■ What to do ■
Scan the records for lines with the word "icon", and copy every such line.

■ Exercise data ■
+ + + +

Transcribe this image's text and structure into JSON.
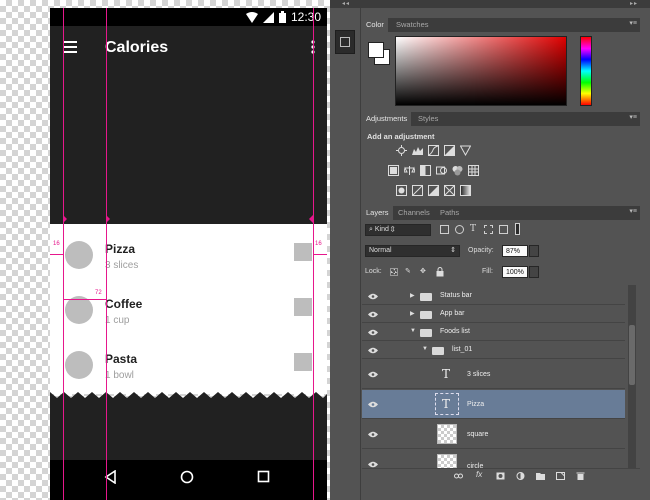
{
  "phone": {
    "status_time": "12:30",
    "app_title": "Calories",
    "foods": [
      {
        "name": "Pizza",
        "detail": "3 slices"
      },
      {
        "name": "Coffee",
        "detail": "1 cup"
      },
      {
        "name": "Pasta",
        "detail": "1 bowl"
      }
    ],
    "guides": {
      "left_margin": "16",
      "right_margin": "16",
      "text_inset": "72"
    },
    "guide_color": "#e6178c"
  },
  "photoshop": {
    "color_panel": {
      "tabs": [
        "Color",
        "Swatches"
      ],
      "active_tab": 0,
      "foreground": "#ffffff",
      "background": "#ffffff"
    },
    "adjustments_panel": {
      "tabs": [
        "Adjustments",
        "Styles"
      ],
      "active_tab": 0,
      "heading": "Add an adjustment"
    },
    "layers_panel": {
      "tabs": [
        "Layers",
        "Channels",
        "Paths"
      ],
      "active_tab": 0,
      "filter_kind": "Kind",
      "blend_mode": "Normal",
      "opacity_label": "Opacity:",
      "opacity": "87%",
      "lock_label": "Lock:",
      "fill_label": "Fill:",
      "fill": "100%",
      "layers": [
        {
          "name": "Status bar",
          "type": "group",
          "state": "collapsed",
          "selected": false
        },
        {
          "name": "App bar",
          "type": "group",
          "state": "collapsed",
          "selected": false
        },
        {
          "name": "Foods list",
          "type": "group",
          "state": "expanded",
          "selected": false
        },
        {
          "name": "list_01",
          "type": "group",
          "state": "expanded",
          "selected": false
        },
        {
          "name": "3 slices",
          "type": "text",
          "selected": false
        },
        {
          "name": "Pizza",
          "type": "text",
          "selected": true
        },
        {
          "name": "square",
          "type": "shape",
          "selected": false
        },
        {
          "name": "circle",
          "type": "shape",
          "selected": false
        }
      ]
    }
  }
}
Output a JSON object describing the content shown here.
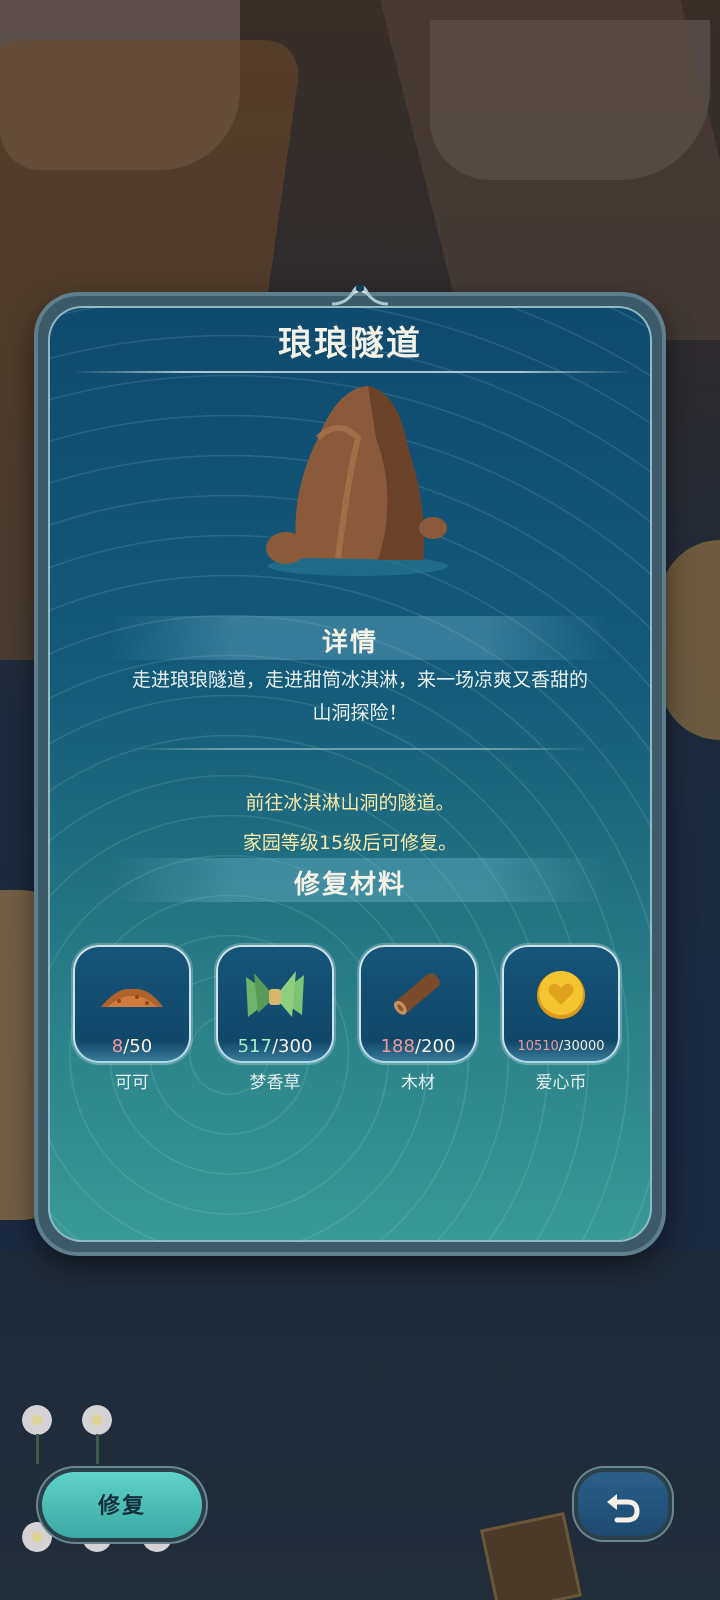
{
  "panel": {
    "title": "琅琅隧道",
    "image_icon": "rock-icon"
  },
  "details": {
    "heading": "详情",
    "description_line1": "走进琅琅隧道，走进甜筒冰淇淋，来一场凉爽又香甜的",
    "description_line2": "山洞探险！",
    "info_line1": "前往冰淇淋山洞的隧道。",
    "info_line2": "家园等级15级后可修复。"
  },
  "materials": {
    "heading": "修复材料",
    "items": [
      {
        "name": "可可",
        "have": "8",
        "need": "/50",
        "icon": "cocoa-icon",
        "sufficient": false
      },
      {
        "name": "梦香草",
        "have": "517",
        "need": "/300",
        "icon": "grass-bundle-icon",
        "sufficient": true
      },
      {
        "name": "木材",
        "have": "188",
        "need": "/200",
        "icon": "wood-log-icon",
        "sufficient": false
      },
      {
        "name": "爱心币",
        "have": "10510",
        "need": "/30000",
        "icon": "heart-coin-icon",
        "sufficient": false
      }
    ]
  },
  "actions": {
    "repair_label": "修复",
    "back_icon": "back-arrow-icon"
  },
  "colors": {
    "insufficient": "#f29a9a",
    "sufficient": "#9ff0c8",
    "info_text": "#f8e9a8"
  }
}
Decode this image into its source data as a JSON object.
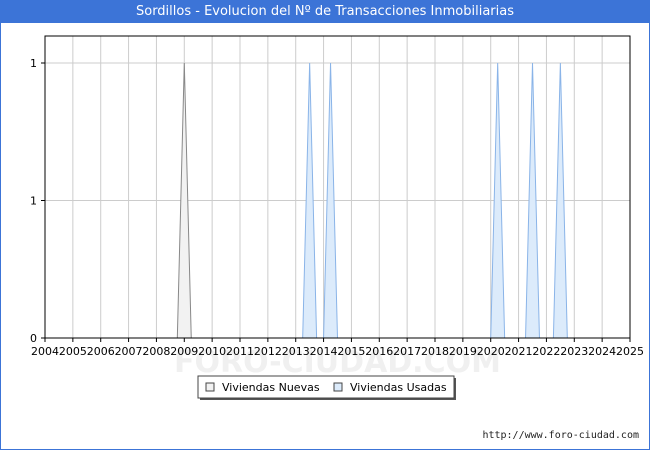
{
  "window": {
    "title": "Sordillos - Evolucion del Nº de Transacciones Inmobiliarias",
    "footer_url": "http://www.foro-ciudad.com",
    "watermark": "FORO-CIUDAD.COM"
  },
  "chart_data": {
    "type": "area",
    "title": "Sordillos - Evolucion del Nº de Transacciones Inmobiliarias",
    "x_ticks": [
      "2004",
      "2005",
      "2006",
      "2007",
      "2008",
      "2009",
      "2010",
      "2011",
      "2012",
      "2013",
      "2014",
      "2015",
      "2016",
      "2017",
      "2018",
      "2019",
      "2020",
      "2021",
      "2022",
      "2023",
      "2024",
      "2025"
    ],
    "xlim": [
      2004,
      2025
    ],
    "y_tick_labels": [
      "0",
      "1",
      "1"
    ],
    "ylim": [
      0,
      1
    ],
    "grid": true,
    "legend_position": "bottom",
    "series": [
      {
        "name": "Viviendas Nuevas",
        "color": "#888888",
        "fill": "#f2f2f2",
        "points": [
          [
            2008.75,
            0
          ],
          [
            2009,
            1
          ],
          [
            2009.25,
            0
          ]
        ]
      },
      {
        "name": "Viviendas Usadas",
        "color": "#8ab4e8",
        "fill": "#dcebfb",
        "points": [
          [
            2013.25,
            0
          ],
          [
            2013.5,
            1
          ],
          [
            2013.75,
            0
          ],
          [
            2014,
            0
          ],
          [
            2014.25,
            1
          ],
          [
            2014.5,
            0
          ],
          [
            2020,
            0
          ],
          [
            2020.25,
            1
          ],
          [
            2020.5,
            0
          ],
          [
            2021.25,
            0
          ],
          [
            2021.5,
            1
          ],
          [
            2021.75,
            0
          ],
          [
            2022.25,
            0
          ],
          [
            2022.5,
            1
          ],
          [
            2022.75,
            0
          ]
        ]
      }
    ]
  }
}
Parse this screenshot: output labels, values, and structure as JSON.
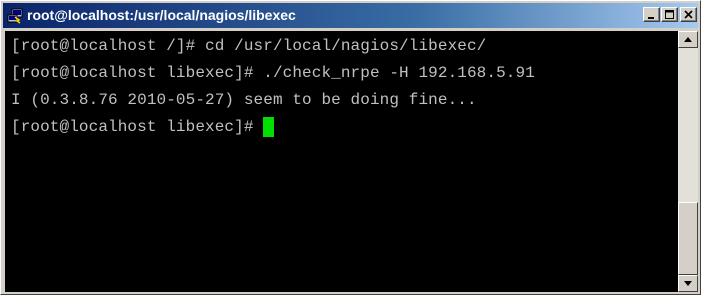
{
  "window": {
    "title": "root@localhost:/usr/local/nagios/libexec",
    "app_icon": "putty-icon",
    "buttons": {
      "minimize_icon": "minimize-icon",
      "maximize_icon": "maximize-icon",
      "close_icon": "close-icon"
    }
  },
  "terminal": {
    "lines": [
      "[root@localhost /]# cd /usr/local/nagios/libexec/",
      "[root@localhost libexec]# ./check_nrpe -H 192.168.5.91",
      "I (0.3.8.76 2010-05-27) seem to be doing fine...",
      "[root@localhost libexec]# "
    ],
    "colors": {
      "background": "#000000",
      "text": "#c0c0c0",
      "cursor": "#00e000"
    }
  },
  "scrollbar": {
    "thumb_start": 0.68,
    "thumb_size": 0.32
  }
}
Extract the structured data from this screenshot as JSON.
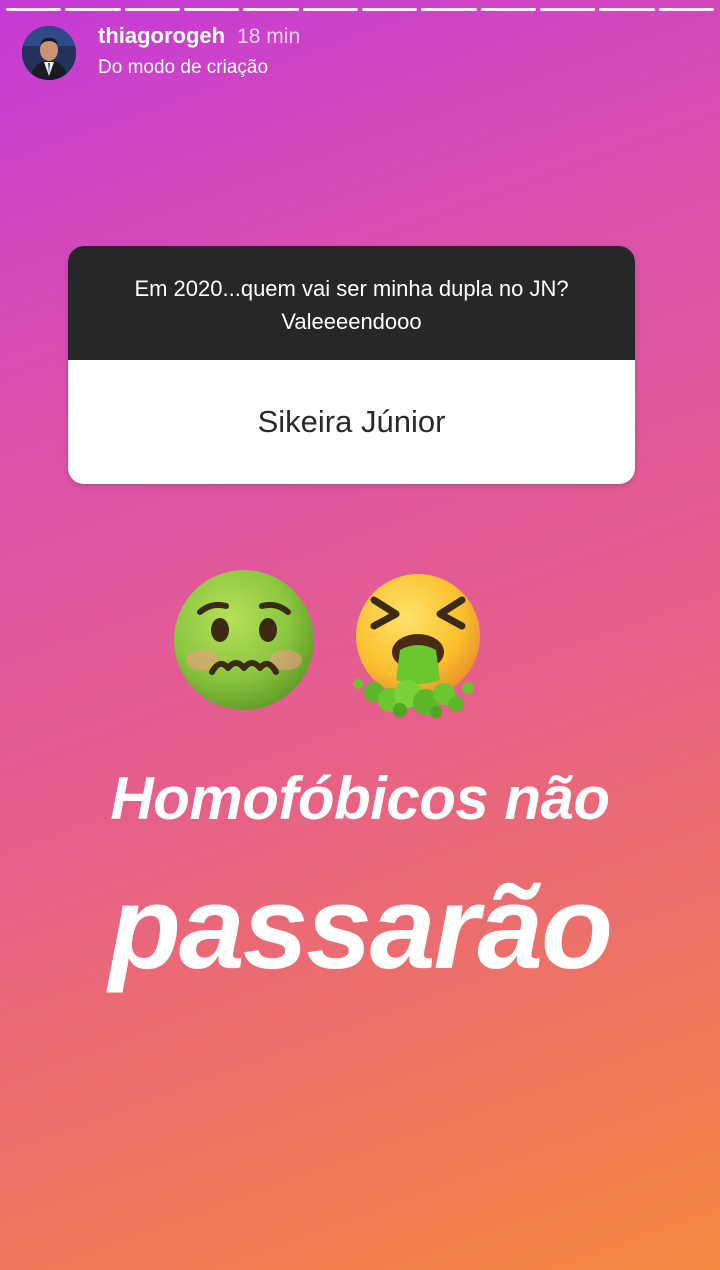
{
  "story": {
    "segments": 12,
    "username": "thiagorogeh",
    "time": "18 min",
    "subtitle": "Do modo de criação"
  },
  "question_sticker": {
    "question": "Em 2020...quem vai ser minha dupla no JN? Valeeeendooo",
    "answer": "Sikeira Júnior"
  },
  "emojis": [
    "nauseated-face",
    "face-vomiting"
  ],
  "text_lines": [
    "Homofóbicos não",
    "passarão"
  ],
  "colors": {
    "gradient_start": "#c43ad6",
    "gradient_end": "#f5893f",
    "question_bg": "#272727",
    "answer_bg": "#ffffff"
  }
}
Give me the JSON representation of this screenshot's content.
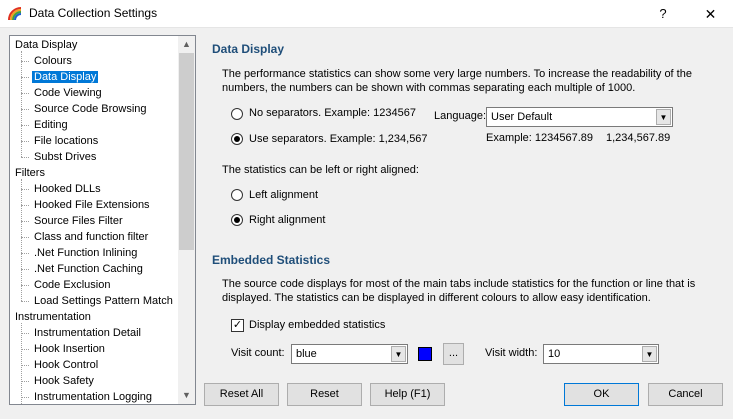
{
  "window": {
    "title": "Data Collection Settings",
    "help_label": "?",
    "close_label": "✕"
  },
  "tree": {
    "items": [
      {
        "label": "Data Display",
        "level": 0
      },
      {
        "label": "Colours",
        "level": 1
      },
      {
        "label": "Data Display",
        "level": 1,
        "selected": true
      },
      {
        "label": "Code Viewing",
        "level": 1
      },
      {
        "label": "Source Code Browsing",
        "level": 1
      },
      {
        "label": "Editing",
        "level": 1
      },
      {
        "label": "File locations",
        "level": 1
      },
      {
        "label": "Subst Drives",
        "level": 1
      },
      {
        "label": "Filters",
        "level": 0
      },
      {
        "label": "Hooked DLLs",
        "level": 1
      },
      {
        "label": "Hooked File Extensions",
        "level": 1
      },
      {
        "label": "Source Files Filter",
        "level": 1
      },
      {
        "label": "Class and function filter",
        "level": 1
      },
      {
        "label": ".Net Function Inlining",
        "level": 1
      },
      {
        "label": ".Net Function Caching",
        "level": 1
      },
      {
        "label": "Code Exclusion",
        "level": 1
      },
      {
        "label": "Load Settings Pattern Match",
        "level": 1
      },
      {
        "label": "Instrumentation",
        "level": 0
      },
      {
        "label": "Instrumentation Detail",
        "level": 1
      },
      {
        "label": "Hook Insertion",
        "level": 1
      },
      {
        "label": "Hook Control",
        "level": 1
      },
      {
        "label": "Hook Safety",
        "level": 1
      },
      {
        "label": "Instrumentation Logging",
        "level": 1
      }
    ],
    "scroll_up": "▲",
    "scroll_down": "▼"
  },
  "data_display": {
    "heading": "Data Display",
    "description": "The performance statistics can show some very large numbers. To increase the readability of the numbers, the numbers can be shown with commas separating each multiple of 1000.",
    "no_separators_label": "No separators. Example: 1234567",
    "use_separators_label": "Use separators. Example: 1,234,567",
    "separator_choice": "use",
    "language_label": "Language:",
    "language_value": "User Default",
    "example_label": "Example: 1234567.89",
    "example_value": "1,234,567.89",
    "align_text": "The statistics can be left or right aligned:",
    "left_align_label": "Left alignment",
    "right_align_label": "Right alignment",
    "alignment_choice": "right"
  },
  "embedded": {
    "heading": "Embedded Statistics",
    "description": "The source code displays for most of the main tabs include statistics for the function or line that is displayed. The statistics can be displayed in different colours to allow easy identification.",
    "display_label": "Display embedded statistics",
    "display_checked": true,
    "visit_count_label": "Visit count:",
    "visit_count_value": "blue",
    "swatch_color": "#0000ff",
    "ellipsis_label": "...",
    "visit_width_label": "Visit width:",
    "visit_width_value": "10"
  },
  "buttons": {
    "reset_all": "Reset All",
    "reset": "Reset",
    "help": "Help (F1)",
    "ok": "OK",
    "cancel": "Cancel"
  }
}
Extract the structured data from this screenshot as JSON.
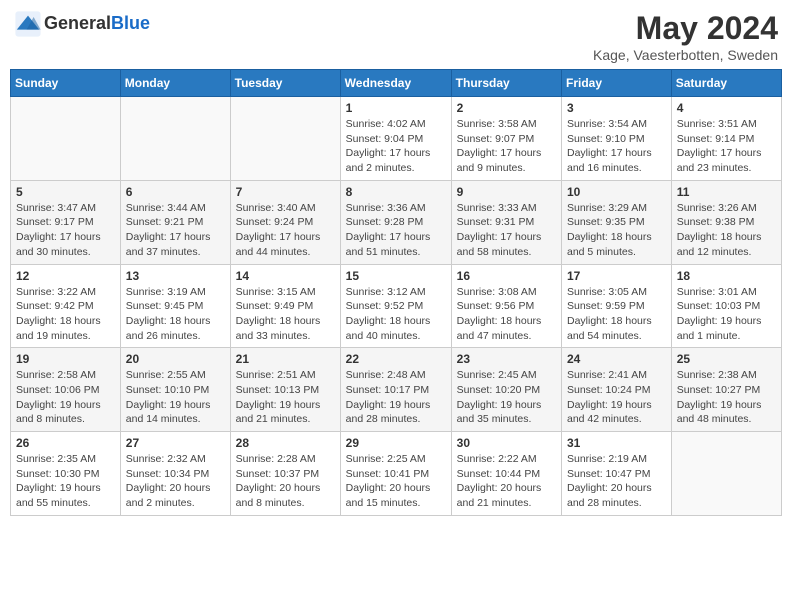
{
  "header": {
    "logo_line1": "General",
    "logo_line2": "Blue",
    "month": "May 2024",
    "location": "Kage, Vaesterbotten, Sweden"
  },
  "weekdays": [
    "Sunday",
    "Monday",
    "Tuesday",
    "Wednesday",
    "Thursday",
    "Friday",
    "Saturday"
  ],
  "weeks": [
    [
      {
        "day": "",
        "info": ""
      },
      {
        "day": "",
        "info": ""
      },
      {
        "day": "",
        "info": ""
      },
      {
        "day": "1",
        "info": "Sunrise: 4:02 AM\nSunset: 9:04 PM\nDaylight: 17 hours\nand 2 minutes."
      },
      {
        "day": "2",
        "info": "Sunrise: 3:58 AM\nSunset: 9:07 PM\nDaylight: 17 hours\nand 9 minutes."
      },
      {
        "day": "3",
        "info": "Sunrise: 3:54 AM\nSunset: 9:10 PM\nDaylight: 17 hours\nand 16 minutes."
      },
      {
        "day": "4",
        "info": "Sunrise: 3:51 AM\nSunset: 9:14 PM\nDaylight: 17 hours\nand 23 minutes."
      }
    ],
    [
      {
        "day": "5",
        "info": "Sunrise: 3:47 AM\nSunset: 9:17 PM\nDaylight: 17 hours\nand 30 minutes."
      },
      {
        "day": "6",
        "info": "Sunrise: 3:44 AM\nSunset: 9:21 PM\nDaylight: 17 hours\nand 37 minutes."
      },
      {
        "day": "7",
        "info": "Sunrise: 3:40 AM\nSunset: 9:24 PM\nDaylight: 17 hours\nand 44 minutes."
      },
      {
        "day": "8",
        "info": "Sunrise: 3:36 AM\nSunset: 9:28 PM\nDaylight: 17 hours\nand 51 minutes."
      },
      {
        "day": "9",
        "info": "Sunrise: 3:33 AM\nSunset: 9:31 PM\nDaylight: 17 hours\nand 58 minutes."
      },
      {
        "day": "10",
        "info": "Sunrise: 3:29 AM\nSunset: 9:35 PM\nDaylight: 18 hours\nand 5 minutes."
      },
      {
        "day": "11",
        "info": "Sunrise: 3:26 AM\nSunset: 9:38 PM\nDaylight: 18 hours\nand 12 minutes."
      }
    ],
    [
      {
        "day": "12",
        "info": "Sunrise: 3:22 AM\nSunset: 9:42 PM\nDaylight: 18 hours\nand 19 minutes."
      },
      {
        "day": "13",
        "info": "Sunrise: 3:19 AM\nSunset: 9:45 PM\nDaylight: 18 hours\nand 26 minutes."
      },
      {
        "day": "14",
        "info": "Sunrise: 3:15 AM\nSunset: 9:49 PM\nDaylight: 18 hours\nand 33 minutes."
      },
      {
        "day": "15",
        "info": "Sunrise: 3:12 AM\nSunset: 9:52 PM\nDaylight: 18 hours\nand 40 minutes."
      },
      {
        "day": "16",
        "info": "Sunrise: 3:08 AM\nSunset: 9:56 PM\nDaylight: 18 hours\nand 47 minutes."
      },
      {
        "day": "17",
        "info": "Sunrise: 3:05 AM\nSunset: 9:59 PM\nDaylight: 18 hours\nand 54 minutes."
      },
      {
        "day": "18",
        "info": "Sunrise: 3:01 AM\nSunset: 10:03 PM\nDaylight: 19 hours\nand 1 minute."
      }
    ],
    [
      {
        "day": "19",
        "info": "Sunrise: 2:58 AM\nSunset: 10:06 PM\nDaylight: 19 hours\nand 8 minutes."
      },
      {
        "day": "20",
        "info": "Sunrise: 2:55 AM\nSunset: 10:10 PM\nDaylight: 19 hours\nand 14 minutes."
      },
      {
        "day": "21",
        "info": "Sunrise: 2:51 AM\nSunset: 10:13 PM\nDaylight: 19 hours\nand 21 minutes."
      },
      {
        "day": "22",
        "info": "Sunrise: 2:48 AM\nSunset: 10:17 PM\nDaylight: 19 hours\nand 28 minutes."
      },
      {
        "day": "23",
        "info": "Sunrise: 2:45 AM\nSunset: 10:20 PM\nDaylight: 19 hours\nand 35 minutes."
      },
      {
        "day": "24",
        "info": "Sunrise: 2:41 AM\nSunset: 10:24 PM\nDaylight: 19 hours\nand 42 minutes."
      },
      {
        "day": "25",
        "info": "Sunrise: 2:38 AM\nSunset: 10:27 PM\nDaylight: 19 hours\nand 48 minutes."
      }
    ],
    [
      {
        "day": "26",
        "info": "Sunrise: 2:35 AM\nSunset: 10:30 PM\nDaylight: 19 hours\nand 55 minutes."
      },
      {
        "day": "27",
        "info": "Sunrise: 2:32 AM\nSunset: 10:34 PM\nDaylight: 20 hours\nand 2 minutes."
      },
      {
        "day": "28",
        "info": "Sunrise: 2:28 AM\nSunset: 10:37 PM\nDaylight: 20 hours\nand 8 minutes."
      },
      {
        "day": "29",
        "info": "Sunrise: 2:25 AM\nSunset: 10:41 PM\nDaylight: 20 hours\nand 15 minutes."
      },
      {
        "day": "30",
        "info": "Sunrise: 2:22 AM\nSunset: 10:44 PM\nDaylight: 20 hours\nand 21 minutes."
      },
      {
        "day": "31",
        "info": "Sunrise: 2:19 AM\nSunset: 10:47 PM\nDaylight: 20 hours\nand 28 minutes."
      },
      {
        "day": "",
        "info": ""
      }
    ]
  ]
}
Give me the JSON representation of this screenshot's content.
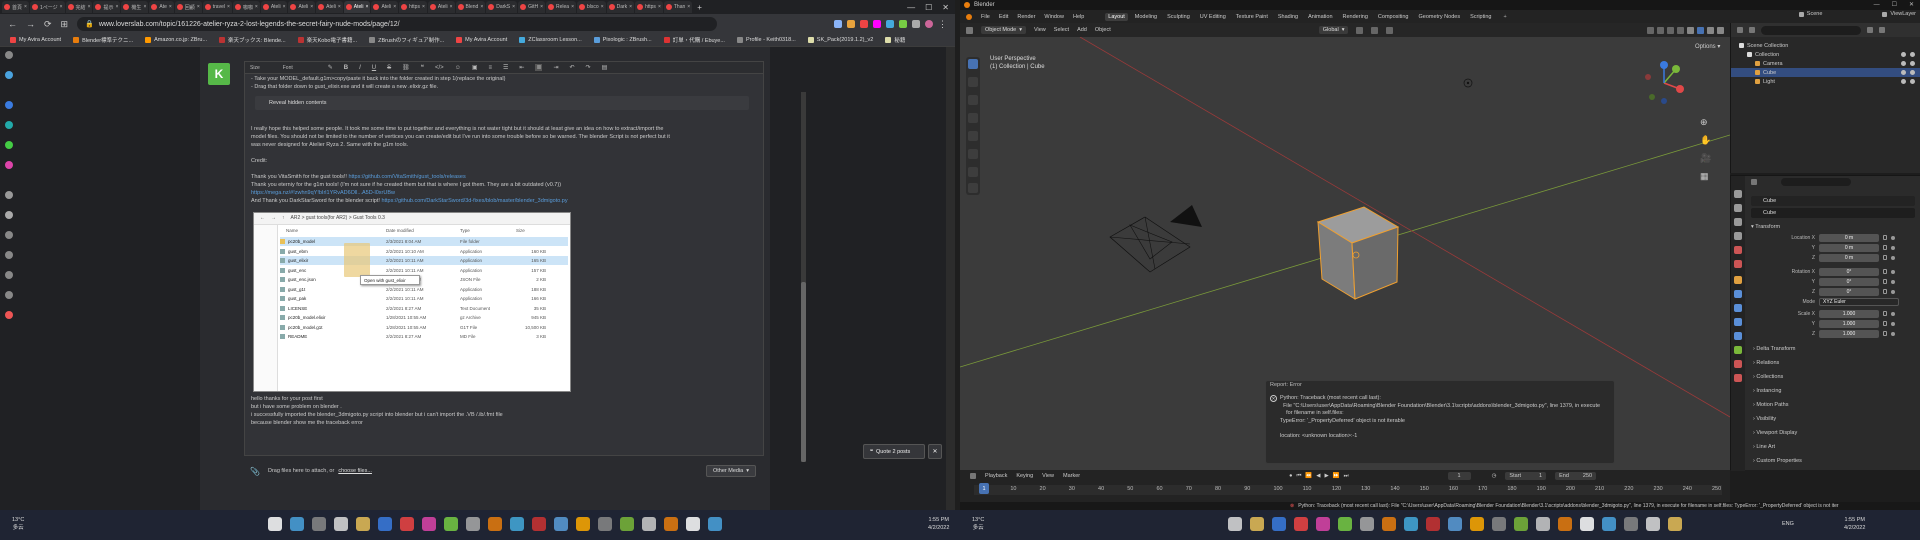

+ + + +

■ Task response ■
    "image_icon": "rock-icon"
        "icon": "cocoa-icon",
        "icon": "grass-bundle-icon",
        "icon": "wood-log-icon",
        "icon": "heart-coin-icon",
    "back_icon": "back-arrow-icon"
    "app_icon": "putty-icon",
      "minimize_icon": "minimize-icon",
      "maximize_icon": "maximize-icon",
      "close_icon": "close-icon"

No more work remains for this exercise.